The other two lat decks that are identified with the TZPR marks are from the Tazewell and Peoria Railroad which is a shortline that runs about 24 miles of track in Peoria County and Tazewell County in Illinois. It was acquired by Genesee & Wyoming Inc. in 2004. There is some information that can be found on their website and there is also a short blurb on Wikipedia.



Eric said...

Nice rolling stock study and photography, Jason. There's a few bucks represented by the Cats on those cars!

jddc.trains said...

Thank you. My 70-300mm zoom lens came in handy for picking off the individual pieces of equipment. I have not seen many loads of this nature in the past, so I tried to stick with this one best I could.

I do believe that the equipment was all off loaded in Aldersyde and then transported to Calgary, which I find odd. Maybe the offloading facilities are better suited in Aldersyde for this type of equipment off-loading. I'll have to keep my eyes on the radar in the future.


Jeen said...
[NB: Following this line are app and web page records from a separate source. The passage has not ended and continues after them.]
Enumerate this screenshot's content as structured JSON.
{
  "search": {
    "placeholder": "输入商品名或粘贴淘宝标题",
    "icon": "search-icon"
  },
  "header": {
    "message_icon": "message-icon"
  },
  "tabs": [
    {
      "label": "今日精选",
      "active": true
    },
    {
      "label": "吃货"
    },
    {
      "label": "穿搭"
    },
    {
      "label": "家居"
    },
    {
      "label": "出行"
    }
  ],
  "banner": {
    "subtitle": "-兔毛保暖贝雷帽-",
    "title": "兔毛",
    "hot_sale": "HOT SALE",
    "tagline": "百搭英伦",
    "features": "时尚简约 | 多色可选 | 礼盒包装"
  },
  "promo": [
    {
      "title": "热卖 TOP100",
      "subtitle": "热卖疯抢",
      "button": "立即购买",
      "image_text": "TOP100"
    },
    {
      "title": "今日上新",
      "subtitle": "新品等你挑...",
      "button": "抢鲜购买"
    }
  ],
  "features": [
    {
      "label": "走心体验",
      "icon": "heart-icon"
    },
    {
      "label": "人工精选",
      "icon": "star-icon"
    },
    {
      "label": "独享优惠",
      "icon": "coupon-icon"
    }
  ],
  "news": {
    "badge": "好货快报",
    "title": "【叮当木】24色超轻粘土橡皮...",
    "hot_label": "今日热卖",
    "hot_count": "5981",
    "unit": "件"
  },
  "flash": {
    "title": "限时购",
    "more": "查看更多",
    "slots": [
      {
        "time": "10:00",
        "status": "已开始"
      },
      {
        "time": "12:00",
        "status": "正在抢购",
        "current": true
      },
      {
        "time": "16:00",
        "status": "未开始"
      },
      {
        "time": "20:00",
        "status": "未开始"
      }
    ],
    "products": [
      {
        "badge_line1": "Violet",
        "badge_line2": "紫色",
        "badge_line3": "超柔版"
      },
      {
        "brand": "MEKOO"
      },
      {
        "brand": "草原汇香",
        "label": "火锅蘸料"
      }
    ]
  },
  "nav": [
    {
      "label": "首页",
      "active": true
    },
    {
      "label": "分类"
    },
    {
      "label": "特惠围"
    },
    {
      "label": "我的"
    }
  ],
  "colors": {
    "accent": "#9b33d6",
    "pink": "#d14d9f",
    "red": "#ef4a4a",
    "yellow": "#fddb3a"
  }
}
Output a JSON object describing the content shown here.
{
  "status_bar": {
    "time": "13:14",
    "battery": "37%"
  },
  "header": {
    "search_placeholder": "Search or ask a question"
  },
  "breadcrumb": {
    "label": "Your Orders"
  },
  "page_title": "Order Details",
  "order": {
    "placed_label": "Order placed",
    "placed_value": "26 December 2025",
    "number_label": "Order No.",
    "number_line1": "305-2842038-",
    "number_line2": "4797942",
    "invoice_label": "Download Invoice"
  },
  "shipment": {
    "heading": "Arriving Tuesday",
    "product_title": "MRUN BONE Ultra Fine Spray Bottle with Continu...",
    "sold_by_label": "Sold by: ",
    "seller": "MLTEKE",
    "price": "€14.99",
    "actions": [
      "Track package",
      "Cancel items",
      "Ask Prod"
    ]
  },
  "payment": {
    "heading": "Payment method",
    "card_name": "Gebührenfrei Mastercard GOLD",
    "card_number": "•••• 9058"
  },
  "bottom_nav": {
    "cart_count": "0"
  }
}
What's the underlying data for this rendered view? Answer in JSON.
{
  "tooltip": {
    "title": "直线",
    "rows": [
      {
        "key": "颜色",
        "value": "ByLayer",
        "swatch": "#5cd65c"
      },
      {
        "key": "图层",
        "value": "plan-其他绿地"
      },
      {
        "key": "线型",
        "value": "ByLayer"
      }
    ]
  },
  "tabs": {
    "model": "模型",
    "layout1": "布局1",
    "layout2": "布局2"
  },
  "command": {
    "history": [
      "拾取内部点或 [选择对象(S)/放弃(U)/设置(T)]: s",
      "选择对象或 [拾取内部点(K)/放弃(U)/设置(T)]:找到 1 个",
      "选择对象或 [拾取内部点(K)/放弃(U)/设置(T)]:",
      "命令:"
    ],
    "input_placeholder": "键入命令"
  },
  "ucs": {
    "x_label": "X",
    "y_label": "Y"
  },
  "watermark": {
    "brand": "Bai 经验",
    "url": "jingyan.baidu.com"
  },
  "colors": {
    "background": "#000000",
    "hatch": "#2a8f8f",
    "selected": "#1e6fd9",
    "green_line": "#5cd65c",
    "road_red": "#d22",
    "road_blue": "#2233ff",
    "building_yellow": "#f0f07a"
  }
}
Great stuff. Nice image quality and shots of heavy equipments. Also may check bucket trucks for sale. Heavy equipments really the main source in building and improving industries. Great!